Increased Loan Volume Leads Lenders to Revisit Environmental Best Practices
Although a lender’s risk of environmental liability is a consideration with any loan, the recent resurgence in commercial real estate and commercial and industrial lending after an extended lull over the last few years has caused some to place renewed emphasis on environmental compliance.
Environmental liabilities associated with the use or ownership of real property may arise from common law or state laws, although the primary source of cleanup liability for environmental contamination is the federal Comprehensive Environmental Response, Compensation and Liability Act (“CERCLA”). CERCLA imposes strict liability for cleanup and related response costs on “owners and operators” of properties and facilities giving rise to the contamination. Importantly to lenders, CERCLA excludes from the definition of “owner and operator” any lender that holds an interest in real property solely in connection with a security interest in the real property. Despite this secured creditor exclusion, there are two categories of risks lenders should consider associated with potential contamination of real property collateral.
The first type of risk is a lender’s potential failure to meet the secured creditor exclusion and being exposed to direct liability under CERCLA. The secured creditor exclusion does not apply if a lender is overly involved in the management of the property, especially with respect to environmental contamination, waste disposal or cleanup issues. These limitations do not preclude a lender from engaging in routine monitoring and inspecting or imposing loan covenants in regards to environmental matters, but a lender should avoid directly instructing a borrower (whether or not in default) with respect to environmental contamination.
The second type of environmental risk lenders should evaluate is the credit risk associated with its borrower’s exposure to potential removal or remediation action brought against a borrower under CERCLA. The costs of remediating real property can be quite substantial and may affect a borrower’s ability to meet its credit obligations. Lenders can mitigate this risk by requiring a borrower to take steps to establish an affirmative defense to liability under CERCLA.
As an “owner or operator,” a borrower can establish a defense against a CERCLA enforcement action if it can establish one of several “all appropriate inquiries” defenses. To establish each of the “all appropriate inquiries” defenses, a borrower must conduct a Phase I Environmental Site Assessment (ESA) in accordance with applicable standards. While conducting a Phase I ESA is not the only requirement for establishing such a defense, it is the most significant pre-acquisition requirement.
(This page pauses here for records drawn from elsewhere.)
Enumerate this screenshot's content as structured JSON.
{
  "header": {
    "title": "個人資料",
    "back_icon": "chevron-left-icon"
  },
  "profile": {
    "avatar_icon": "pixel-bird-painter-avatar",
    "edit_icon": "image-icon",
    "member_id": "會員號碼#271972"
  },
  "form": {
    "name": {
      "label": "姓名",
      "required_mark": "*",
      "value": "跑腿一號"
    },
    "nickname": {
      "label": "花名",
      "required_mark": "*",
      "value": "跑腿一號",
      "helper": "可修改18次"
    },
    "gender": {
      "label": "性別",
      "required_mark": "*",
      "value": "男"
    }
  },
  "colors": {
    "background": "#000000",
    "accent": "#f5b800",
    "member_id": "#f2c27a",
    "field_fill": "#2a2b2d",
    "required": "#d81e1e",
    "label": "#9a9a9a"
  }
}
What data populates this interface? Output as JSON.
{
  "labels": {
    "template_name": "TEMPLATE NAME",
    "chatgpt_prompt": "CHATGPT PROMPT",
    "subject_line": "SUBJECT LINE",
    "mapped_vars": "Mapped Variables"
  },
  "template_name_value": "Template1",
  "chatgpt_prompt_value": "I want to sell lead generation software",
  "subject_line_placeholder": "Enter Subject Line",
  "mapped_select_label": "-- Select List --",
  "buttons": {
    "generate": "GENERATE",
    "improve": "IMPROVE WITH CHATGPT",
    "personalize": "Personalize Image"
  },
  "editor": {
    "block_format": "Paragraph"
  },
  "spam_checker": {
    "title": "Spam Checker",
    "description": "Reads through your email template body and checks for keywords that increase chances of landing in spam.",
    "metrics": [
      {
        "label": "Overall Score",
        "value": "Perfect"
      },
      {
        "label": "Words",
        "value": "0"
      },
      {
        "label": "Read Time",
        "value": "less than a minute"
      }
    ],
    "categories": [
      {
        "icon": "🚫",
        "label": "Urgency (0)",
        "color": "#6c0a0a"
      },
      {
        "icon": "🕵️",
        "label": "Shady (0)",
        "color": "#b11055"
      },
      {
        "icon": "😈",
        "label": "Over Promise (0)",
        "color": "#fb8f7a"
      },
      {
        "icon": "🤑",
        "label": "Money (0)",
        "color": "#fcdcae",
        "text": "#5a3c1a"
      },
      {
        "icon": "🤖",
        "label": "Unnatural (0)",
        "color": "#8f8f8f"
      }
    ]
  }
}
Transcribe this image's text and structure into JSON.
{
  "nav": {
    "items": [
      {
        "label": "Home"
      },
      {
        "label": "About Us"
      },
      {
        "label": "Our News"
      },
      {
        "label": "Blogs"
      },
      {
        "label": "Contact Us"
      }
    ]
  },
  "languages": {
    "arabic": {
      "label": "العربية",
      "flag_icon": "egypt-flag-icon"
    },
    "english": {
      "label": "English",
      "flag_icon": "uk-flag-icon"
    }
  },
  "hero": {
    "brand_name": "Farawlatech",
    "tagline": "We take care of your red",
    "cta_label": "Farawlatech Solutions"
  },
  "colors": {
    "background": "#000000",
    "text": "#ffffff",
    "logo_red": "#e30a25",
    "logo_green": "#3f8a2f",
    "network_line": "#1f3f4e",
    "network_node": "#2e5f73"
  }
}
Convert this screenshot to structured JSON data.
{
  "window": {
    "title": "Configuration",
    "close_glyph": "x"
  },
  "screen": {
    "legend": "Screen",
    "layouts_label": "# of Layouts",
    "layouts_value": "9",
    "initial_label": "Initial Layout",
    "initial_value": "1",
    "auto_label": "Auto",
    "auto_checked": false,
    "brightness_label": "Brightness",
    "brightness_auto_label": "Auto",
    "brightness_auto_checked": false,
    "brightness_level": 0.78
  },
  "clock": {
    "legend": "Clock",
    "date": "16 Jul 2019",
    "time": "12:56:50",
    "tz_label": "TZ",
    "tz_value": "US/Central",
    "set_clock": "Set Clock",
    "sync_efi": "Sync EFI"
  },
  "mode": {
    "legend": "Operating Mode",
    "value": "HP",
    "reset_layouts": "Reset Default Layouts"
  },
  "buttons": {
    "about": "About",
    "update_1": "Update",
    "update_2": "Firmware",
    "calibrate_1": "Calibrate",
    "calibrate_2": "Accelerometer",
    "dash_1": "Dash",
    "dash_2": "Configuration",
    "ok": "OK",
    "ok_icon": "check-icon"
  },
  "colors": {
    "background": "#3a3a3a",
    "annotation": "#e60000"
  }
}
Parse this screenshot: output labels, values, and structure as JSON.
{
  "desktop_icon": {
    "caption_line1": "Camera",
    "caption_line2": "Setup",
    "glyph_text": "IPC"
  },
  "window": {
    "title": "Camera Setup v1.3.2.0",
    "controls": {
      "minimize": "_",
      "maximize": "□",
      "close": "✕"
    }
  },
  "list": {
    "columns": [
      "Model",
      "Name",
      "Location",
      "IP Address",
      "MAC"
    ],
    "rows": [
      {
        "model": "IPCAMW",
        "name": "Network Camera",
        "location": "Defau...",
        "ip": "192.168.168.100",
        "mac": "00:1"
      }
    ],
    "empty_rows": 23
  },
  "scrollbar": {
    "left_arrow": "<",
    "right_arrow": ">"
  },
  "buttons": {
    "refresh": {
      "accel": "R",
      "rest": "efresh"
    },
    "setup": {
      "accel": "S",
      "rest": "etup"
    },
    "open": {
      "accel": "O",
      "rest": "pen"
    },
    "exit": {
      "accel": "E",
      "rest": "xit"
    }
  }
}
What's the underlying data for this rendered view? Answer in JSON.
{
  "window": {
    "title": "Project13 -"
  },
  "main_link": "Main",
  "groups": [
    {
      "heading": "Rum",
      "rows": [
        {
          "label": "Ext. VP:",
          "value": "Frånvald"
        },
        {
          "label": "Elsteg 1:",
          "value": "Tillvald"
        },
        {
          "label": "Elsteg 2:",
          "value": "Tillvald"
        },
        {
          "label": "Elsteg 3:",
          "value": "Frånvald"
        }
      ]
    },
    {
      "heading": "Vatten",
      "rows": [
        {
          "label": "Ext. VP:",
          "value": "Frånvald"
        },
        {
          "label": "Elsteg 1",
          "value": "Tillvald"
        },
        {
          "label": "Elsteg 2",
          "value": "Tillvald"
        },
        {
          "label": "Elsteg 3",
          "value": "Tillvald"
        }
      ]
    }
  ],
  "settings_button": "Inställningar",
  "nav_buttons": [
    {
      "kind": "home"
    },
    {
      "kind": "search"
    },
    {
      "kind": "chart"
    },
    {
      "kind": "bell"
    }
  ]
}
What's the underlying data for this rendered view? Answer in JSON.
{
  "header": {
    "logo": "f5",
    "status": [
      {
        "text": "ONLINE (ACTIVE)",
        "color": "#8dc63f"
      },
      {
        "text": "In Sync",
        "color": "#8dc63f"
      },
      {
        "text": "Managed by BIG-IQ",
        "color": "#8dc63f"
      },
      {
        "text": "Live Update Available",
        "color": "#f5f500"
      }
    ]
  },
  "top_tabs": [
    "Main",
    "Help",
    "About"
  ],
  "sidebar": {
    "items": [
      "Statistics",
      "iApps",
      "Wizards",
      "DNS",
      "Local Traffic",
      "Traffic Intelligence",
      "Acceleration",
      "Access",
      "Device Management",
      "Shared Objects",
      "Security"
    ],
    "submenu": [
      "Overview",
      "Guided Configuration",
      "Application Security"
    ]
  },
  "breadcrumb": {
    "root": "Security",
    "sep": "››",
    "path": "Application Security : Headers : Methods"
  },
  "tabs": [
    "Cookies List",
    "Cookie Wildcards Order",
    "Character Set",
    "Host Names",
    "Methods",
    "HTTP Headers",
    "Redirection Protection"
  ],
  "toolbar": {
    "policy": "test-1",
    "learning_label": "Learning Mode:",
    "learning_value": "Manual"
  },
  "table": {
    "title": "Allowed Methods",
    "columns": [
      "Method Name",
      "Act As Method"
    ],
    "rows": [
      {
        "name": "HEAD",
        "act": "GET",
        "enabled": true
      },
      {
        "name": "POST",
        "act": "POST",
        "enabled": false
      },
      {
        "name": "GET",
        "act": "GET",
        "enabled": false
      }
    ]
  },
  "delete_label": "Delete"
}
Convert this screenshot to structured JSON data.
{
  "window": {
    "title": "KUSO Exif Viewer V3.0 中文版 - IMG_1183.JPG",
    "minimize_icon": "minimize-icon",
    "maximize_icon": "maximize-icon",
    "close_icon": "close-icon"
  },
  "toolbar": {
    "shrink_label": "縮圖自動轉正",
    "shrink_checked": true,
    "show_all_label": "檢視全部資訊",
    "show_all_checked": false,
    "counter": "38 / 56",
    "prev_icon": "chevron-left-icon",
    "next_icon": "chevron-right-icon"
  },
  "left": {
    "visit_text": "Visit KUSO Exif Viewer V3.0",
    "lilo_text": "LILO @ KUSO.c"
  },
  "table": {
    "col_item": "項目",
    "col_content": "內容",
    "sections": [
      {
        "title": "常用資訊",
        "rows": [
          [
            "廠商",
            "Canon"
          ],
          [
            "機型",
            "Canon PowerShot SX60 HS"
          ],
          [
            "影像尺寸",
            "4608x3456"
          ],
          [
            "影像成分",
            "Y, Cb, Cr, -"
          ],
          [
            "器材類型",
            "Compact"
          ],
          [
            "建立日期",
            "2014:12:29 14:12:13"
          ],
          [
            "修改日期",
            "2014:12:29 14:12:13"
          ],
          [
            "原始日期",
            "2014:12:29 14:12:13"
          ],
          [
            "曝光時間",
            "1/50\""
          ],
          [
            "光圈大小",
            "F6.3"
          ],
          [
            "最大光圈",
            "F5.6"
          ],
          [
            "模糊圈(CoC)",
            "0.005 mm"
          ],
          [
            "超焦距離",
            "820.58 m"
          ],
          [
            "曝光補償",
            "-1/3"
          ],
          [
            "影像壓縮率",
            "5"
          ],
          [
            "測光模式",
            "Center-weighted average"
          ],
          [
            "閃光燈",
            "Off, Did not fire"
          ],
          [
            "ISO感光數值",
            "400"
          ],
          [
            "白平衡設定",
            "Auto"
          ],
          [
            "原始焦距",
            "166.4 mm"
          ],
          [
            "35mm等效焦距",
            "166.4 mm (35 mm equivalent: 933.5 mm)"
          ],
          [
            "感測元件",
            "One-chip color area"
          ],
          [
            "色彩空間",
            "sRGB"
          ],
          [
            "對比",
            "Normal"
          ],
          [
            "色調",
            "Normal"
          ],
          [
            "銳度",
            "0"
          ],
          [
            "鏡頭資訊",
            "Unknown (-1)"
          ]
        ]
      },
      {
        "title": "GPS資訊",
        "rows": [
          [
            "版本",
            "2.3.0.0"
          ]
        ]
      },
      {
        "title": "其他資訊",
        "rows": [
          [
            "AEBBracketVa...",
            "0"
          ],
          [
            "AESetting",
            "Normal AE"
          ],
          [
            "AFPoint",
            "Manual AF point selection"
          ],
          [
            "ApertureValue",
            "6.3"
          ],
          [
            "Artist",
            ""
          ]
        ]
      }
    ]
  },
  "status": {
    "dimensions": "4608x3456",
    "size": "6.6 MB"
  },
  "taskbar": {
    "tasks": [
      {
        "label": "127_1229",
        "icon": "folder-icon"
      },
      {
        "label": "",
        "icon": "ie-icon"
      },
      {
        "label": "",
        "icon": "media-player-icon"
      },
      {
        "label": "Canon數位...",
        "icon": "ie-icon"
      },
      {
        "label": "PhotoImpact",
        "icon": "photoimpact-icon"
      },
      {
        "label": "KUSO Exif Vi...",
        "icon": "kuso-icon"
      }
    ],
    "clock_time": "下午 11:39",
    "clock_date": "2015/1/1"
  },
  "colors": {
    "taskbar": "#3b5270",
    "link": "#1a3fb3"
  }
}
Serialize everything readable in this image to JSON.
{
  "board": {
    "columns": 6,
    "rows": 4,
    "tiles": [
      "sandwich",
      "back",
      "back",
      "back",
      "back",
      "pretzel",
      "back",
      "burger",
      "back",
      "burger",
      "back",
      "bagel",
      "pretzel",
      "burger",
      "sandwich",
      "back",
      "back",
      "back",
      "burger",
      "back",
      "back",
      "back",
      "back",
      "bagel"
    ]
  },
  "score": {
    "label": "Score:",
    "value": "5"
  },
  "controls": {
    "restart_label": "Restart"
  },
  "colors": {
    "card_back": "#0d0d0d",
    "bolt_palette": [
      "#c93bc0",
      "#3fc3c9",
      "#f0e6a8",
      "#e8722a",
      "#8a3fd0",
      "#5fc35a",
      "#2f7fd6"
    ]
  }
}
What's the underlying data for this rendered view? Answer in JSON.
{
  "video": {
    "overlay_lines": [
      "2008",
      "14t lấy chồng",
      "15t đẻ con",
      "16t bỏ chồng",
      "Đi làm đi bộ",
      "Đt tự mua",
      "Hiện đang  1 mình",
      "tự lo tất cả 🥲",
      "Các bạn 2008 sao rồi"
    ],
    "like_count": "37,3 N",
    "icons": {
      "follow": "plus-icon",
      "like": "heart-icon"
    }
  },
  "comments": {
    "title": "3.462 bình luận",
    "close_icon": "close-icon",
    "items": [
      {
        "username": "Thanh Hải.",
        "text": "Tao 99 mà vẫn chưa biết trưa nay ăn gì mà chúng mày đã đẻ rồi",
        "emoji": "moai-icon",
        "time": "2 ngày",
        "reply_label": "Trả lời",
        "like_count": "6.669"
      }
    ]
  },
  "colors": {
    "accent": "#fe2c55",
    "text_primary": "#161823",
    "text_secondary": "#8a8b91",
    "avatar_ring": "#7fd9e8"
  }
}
If a borrower is refinancing already-owned real property—or in any event if a Phase I ESA is completed in connection with acquisition financing—a lender should review any pre-acquisition Phase I ESAs to ensure it complies with the applicable standards, and to evaluate whether potential contamination affects the value of real property collateral. If a lender requires a Phase I ESA to be directed to both the borrower and lender, the Phase I ESA may also establish the “all appropriate inquiries” defense for the lender, as a backstop to the secured creditor exclusion discussed above.
Taking ownership of real property through foreclosure also creates several issues a lender should evaluate. The secured creditor exclusion extends to a lender’s post-foreclosure ownership of contaminated property, but a secured creditor should exercise caution when foreclosing property that is expected to be contaminated. In order to avoid environmental liability, a lender foreclosing a mortgage or deed of trust must divest at the earliest practicable, commercially reasonable time, on commercially reasonable terms, taking into account market conditions and legal and regulatory requirements, in order to avoid becoming liable for cleanup as an “owner or operator” under CERCLA. Lenders should monitor real property collateral for potential environmental issues prior to default or foreclosure, and consider engaging in additional environmental due diligence prior to taking ownership of the property through foreclosure.